Agriculture is Arkansas’s largest industry, adding about $16 billion to the state’s economy each year. We’re the largest rice producer, the second largest producer of broiler chickens, and the third largest cotton producer in the US. The average age of an Arkansas farmer is 57, so retirement is hot topic. It’s very important that future generations of Arkansas farmers have their pick of great agricultural education opportunities. Luckily, there are many resources to foster a love of farming for every age.
Agriculture Education for Arkansas Kids
4-H was founded in 1902 and is one of the best known and most respected youth programs in the world. It is now overseen by the National Institute of Food and Agriculture and the USDA. Kids can learn about farming through 4-H, but the program is famous for its robust animal science offerings. Arkansas 4-H offers youth livestock programs all across the state that teach the basics of raising and caring for cattle and other farm animals.
Arkansas GardenCorps is an AmeriCorps program that teaches youth about nutrition and growing food in schools and other sites throughout the Little Rock area. The program’s reach changes yearly based on funding, but you can sign up for the quarterly newsletter to find out where GardenCorps will be working next.
If you’re an educator or a parent who wants to see a garden program in your school, you can apply for Arkansas Farm Bureau’s Garden Grant to start an outdoor classroom.
The University of Arkansas’s extension program also offers youth education programming.
University Ag Programs in Arkansas
Nearly every public university in Arkansas offers at least one degree in agriculture. Most of them offer a variety of degrees at multiple levels. The state’s largest land-grant institution, the University of Arkansas, offers 27 different Ag degrees, including bachelor’s, master’s and doctoral programs. The Dale Bumpers College of Agriculture, Food and Life Sciences is a good place to start for general agriculture offerings at the main Fayetteville campus, and the university’s Monticello and Pine Bluff campuses also have Ag programs. The University of Arkansas Pine Bluff has an aquafarming program.
Arkansas State University’s Jonesboro campus offers seven agriculture degree programs and awards both bachelor’s and master’s degrees, including animal science as well as specialties in Ag-specific business, tech and communications. ASU’s Beebee campus offers an Associates in Agriculture, as does Northwest Arkansas Community College in Bentonville, and National Park Community College in Hot Springs. At Southern Arkansas University in Magnolia, you can earn an MBA in Agribusiness.
Ag Education for Hobby and Career Farmers

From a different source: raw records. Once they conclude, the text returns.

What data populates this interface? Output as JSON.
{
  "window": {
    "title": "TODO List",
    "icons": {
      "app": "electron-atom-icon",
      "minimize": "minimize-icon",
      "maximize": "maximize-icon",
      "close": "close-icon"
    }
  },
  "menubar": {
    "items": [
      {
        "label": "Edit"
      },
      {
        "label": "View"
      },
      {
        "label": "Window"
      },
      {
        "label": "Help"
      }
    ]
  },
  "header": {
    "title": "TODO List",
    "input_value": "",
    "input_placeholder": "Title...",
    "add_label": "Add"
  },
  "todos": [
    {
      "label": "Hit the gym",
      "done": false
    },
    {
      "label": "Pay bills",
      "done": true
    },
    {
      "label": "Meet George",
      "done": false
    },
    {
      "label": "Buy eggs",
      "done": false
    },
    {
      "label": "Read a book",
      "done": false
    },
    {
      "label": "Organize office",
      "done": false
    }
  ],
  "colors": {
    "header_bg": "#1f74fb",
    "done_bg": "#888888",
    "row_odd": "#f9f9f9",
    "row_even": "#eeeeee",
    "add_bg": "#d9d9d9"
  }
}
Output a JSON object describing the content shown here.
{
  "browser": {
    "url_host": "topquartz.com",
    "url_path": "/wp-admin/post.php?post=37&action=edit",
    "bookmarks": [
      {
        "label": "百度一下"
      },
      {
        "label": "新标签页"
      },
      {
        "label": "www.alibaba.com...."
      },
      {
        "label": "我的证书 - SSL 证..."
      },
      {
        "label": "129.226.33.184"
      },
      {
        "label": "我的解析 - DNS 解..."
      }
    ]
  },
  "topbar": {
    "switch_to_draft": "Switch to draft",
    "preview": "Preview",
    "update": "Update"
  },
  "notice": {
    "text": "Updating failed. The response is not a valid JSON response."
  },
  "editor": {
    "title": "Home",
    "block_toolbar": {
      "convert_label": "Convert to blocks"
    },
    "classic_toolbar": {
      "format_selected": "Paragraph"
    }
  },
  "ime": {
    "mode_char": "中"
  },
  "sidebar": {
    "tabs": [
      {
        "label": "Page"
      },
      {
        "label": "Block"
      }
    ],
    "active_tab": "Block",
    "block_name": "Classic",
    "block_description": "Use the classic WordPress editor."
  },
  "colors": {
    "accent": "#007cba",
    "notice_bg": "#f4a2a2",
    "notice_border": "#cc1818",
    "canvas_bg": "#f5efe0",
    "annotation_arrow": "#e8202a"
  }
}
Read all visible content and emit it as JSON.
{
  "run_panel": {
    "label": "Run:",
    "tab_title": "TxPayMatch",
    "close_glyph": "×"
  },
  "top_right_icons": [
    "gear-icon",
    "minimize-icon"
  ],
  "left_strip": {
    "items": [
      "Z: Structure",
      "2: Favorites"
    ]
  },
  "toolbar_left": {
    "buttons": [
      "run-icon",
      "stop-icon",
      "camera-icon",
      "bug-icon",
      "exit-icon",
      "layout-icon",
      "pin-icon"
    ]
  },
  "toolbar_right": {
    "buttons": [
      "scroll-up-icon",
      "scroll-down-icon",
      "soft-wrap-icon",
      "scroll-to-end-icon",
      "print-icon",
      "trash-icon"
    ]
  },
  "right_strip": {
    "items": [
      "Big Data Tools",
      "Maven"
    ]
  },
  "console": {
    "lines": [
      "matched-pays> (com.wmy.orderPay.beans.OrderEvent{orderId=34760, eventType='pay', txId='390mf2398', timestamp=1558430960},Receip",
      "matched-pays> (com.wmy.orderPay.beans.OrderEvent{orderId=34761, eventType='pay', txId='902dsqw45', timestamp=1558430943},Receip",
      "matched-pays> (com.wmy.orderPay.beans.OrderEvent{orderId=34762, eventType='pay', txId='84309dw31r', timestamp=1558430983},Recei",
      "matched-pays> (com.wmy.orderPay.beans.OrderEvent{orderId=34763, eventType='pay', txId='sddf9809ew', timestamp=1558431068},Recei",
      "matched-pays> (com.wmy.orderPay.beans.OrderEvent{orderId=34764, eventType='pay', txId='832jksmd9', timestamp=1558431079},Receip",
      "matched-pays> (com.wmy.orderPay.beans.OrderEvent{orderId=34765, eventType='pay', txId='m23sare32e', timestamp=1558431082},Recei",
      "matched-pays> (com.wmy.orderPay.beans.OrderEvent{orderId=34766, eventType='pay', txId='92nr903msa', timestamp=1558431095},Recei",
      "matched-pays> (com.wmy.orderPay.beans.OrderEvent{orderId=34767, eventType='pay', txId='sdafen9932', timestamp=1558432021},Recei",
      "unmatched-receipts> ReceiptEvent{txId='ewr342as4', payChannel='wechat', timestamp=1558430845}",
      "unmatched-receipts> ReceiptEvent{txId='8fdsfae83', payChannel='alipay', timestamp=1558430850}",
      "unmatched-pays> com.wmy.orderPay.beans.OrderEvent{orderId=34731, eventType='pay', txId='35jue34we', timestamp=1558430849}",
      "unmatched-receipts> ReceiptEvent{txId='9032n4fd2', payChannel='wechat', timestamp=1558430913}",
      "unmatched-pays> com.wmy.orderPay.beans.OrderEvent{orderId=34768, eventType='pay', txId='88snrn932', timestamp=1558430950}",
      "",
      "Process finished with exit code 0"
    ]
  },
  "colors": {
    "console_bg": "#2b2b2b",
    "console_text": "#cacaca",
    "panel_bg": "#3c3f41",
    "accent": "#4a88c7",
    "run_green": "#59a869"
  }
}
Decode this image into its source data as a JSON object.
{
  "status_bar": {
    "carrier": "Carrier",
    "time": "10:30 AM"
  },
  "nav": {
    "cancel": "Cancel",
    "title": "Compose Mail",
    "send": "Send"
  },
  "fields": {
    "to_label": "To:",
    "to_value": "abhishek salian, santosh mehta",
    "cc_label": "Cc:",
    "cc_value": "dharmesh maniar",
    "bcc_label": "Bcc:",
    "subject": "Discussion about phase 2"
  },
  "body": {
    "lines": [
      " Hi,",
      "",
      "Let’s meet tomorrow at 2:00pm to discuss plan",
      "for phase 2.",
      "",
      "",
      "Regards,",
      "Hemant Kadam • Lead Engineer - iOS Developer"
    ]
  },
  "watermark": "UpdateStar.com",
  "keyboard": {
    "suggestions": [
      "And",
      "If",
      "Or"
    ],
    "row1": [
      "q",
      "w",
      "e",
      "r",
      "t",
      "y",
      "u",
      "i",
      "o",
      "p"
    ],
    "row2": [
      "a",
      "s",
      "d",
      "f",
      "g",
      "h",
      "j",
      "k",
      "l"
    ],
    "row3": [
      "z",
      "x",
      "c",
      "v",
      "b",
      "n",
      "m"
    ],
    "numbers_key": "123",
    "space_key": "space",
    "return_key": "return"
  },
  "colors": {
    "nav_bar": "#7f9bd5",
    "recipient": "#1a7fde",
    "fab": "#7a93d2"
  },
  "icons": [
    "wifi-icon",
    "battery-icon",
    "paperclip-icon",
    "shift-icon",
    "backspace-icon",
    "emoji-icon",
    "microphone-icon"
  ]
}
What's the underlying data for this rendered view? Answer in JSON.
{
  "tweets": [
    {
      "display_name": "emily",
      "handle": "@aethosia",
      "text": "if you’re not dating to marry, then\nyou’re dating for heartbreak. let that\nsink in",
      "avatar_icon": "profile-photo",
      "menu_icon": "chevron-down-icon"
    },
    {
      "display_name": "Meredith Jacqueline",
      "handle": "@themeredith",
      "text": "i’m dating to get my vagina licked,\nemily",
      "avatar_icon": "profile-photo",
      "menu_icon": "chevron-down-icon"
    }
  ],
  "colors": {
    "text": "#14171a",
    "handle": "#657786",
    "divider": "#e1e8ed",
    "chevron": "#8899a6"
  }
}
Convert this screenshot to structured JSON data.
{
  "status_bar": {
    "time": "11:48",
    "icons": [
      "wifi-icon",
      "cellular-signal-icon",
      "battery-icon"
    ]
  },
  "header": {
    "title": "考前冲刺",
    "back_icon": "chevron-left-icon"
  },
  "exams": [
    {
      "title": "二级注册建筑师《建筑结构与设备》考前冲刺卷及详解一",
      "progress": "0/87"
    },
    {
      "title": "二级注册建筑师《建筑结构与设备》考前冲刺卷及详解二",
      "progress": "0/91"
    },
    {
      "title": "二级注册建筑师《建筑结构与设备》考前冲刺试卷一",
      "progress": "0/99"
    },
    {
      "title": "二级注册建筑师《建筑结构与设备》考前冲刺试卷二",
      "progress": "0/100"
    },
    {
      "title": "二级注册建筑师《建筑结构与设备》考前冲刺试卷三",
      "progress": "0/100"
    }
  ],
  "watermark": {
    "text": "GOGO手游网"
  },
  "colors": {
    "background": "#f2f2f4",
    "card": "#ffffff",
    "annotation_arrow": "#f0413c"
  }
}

You can stay on top of the offerings at the University of Arkansas’ Cooperative Extension Service by regularly checking their website. The Extension Service has free community classes in raising poultry, gardening, and other topics as well as resources related to soil testing, pests, and invasive species. The events calendar offers pesticide application training, new ag-legislation and regulation briefings and other continuing education opportunities. Local farmers are encouraged to reach out to the Extension Service with any type of ag-related questions that arise.
Protect Your Investment
You can learn everything there is to know about farming (although really, could anyone?) and still lose your crop or livestock to a devastating weather or pest. So if you have a farm, even if it’s just a hobby farm, protect your investment with insurance. Talk to one of our local agents about crop and livestock insurance today.